"Don't be so overly dramatic about it," she said. "You're saying it's a falsehood, and they're giving, Sean Spicer our press secretary, gave alternative facts."

Editor’s note: Two news articles on Israel published Sunday incorrectly referred to the construction of new settlements in East Jerusalem. It is new settlement housing units. In addition, one of the articles references an American consulate in East Jerusalem. It is in West Jerusalem.
Report an error Editorial code of conduct
Due to technical reasons, we have temporarily removed commenting from our articles. We hope to have this fixed soon. Thank you for your patience. If you are looking to give feedback on our new site, please send it along to If you want to write a letter to the editor, please forward to

Welcome to The Globe and Mail’s comment community. This is a space where subscribers can engage with each other and Globe staff. Non-subscribers can read and sort comments but will not be able to engage with them in any way. Click here to subscribe.

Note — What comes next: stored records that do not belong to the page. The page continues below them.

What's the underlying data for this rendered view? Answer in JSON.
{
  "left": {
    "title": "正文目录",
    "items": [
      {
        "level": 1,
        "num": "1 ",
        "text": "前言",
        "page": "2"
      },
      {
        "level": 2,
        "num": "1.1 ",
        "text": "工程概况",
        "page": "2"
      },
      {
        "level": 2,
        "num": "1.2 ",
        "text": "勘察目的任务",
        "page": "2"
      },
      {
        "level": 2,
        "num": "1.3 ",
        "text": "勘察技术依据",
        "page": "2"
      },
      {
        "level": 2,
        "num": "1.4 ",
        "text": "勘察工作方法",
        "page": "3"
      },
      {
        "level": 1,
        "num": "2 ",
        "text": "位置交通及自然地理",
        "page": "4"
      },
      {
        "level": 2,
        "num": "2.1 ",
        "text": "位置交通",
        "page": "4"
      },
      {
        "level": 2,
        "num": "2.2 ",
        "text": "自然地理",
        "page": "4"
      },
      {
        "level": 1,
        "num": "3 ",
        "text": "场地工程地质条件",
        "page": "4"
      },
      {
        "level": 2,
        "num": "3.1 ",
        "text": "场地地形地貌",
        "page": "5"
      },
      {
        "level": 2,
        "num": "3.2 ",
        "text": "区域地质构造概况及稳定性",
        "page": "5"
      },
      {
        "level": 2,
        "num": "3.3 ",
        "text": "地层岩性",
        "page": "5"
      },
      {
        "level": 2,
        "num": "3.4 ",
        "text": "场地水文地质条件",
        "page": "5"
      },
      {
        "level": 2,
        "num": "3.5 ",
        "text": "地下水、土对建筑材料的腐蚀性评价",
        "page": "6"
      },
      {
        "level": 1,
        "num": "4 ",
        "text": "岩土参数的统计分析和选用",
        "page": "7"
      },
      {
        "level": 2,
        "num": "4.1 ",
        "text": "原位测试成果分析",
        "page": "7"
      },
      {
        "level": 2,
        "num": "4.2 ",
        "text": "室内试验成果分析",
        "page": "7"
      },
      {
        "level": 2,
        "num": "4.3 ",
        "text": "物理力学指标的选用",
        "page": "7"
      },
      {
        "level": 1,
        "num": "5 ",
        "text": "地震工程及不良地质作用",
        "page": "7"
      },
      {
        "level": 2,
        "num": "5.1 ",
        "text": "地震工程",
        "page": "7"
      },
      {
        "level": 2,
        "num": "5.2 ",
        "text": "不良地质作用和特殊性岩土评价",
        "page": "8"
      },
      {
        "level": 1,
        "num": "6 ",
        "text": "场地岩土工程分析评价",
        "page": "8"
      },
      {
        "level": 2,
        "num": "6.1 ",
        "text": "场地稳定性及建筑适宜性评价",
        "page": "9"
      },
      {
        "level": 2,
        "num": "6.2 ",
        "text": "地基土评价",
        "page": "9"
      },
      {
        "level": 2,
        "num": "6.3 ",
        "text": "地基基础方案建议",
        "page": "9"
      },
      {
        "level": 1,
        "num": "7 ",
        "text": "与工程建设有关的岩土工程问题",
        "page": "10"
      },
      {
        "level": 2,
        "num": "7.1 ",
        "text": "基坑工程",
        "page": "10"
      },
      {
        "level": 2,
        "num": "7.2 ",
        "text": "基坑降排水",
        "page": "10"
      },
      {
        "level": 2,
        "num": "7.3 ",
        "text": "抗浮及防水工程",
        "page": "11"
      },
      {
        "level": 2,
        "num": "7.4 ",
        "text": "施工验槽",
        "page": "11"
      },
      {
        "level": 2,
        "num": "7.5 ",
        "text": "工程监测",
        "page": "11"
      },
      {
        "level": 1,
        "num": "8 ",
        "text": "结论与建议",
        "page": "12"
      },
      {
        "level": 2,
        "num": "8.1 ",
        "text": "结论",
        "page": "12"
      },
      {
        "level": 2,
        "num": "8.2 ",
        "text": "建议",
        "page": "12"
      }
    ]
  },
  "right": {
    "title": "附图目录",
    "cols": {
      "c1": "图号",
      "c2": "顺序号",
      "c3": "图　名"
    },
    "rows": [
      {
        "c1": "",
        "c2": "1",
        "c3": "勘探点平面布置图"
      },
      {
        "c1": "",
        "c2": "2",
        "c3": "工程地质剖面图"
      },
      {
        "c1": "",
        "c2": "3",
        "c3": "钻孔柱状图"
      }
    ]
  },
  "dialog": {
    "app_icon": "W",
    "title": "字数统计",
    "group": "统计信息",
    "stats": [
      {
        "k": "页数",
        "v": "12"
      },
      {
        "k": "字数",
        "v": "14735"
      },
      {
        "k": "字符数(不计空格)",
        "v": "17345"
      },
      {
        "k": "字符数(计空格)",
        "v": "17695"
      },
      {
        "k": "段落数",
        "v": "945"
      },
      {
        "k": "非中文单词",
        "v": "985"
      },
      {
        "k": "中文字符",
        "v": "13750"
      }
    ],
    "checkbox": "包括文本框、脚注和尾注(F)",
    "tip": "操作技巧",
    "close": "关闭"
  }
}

If you would like to write a letter to the editor, please forward it to Readers can also interact with The Globe on Facebook and Twitter .

Welcome to The Globe and Mail’s comment community. This is a space where subscribers can engage with each other and Globe staff. Non-subscribers can read and sort comments but will not be able to engage with them in any way. Click here to subscribe.

If you would like to write a letter to the editor, please forward it to Readers can also interact with The Globe on Facebook and Twitter .

Welcome to The Globe and Mail’s comment community. This is a space where subscribers can engage with each other and Globe staff.

We aim to create a safe and valuable space for discussion and debate. That means:

  • Treat others as you wish to be treated
  • Criticize ideas, not people
  • Stay on topic
  • Avoid the use of toxic and offensive language
  • Flag bad behaviour

Comments that violate our community guidelines will be removed.

Read our community guidelines here

Discussion loading ...

To view this site properly, enable cookies in your browser. Read our privacy policy to learn more.
How to enable cookies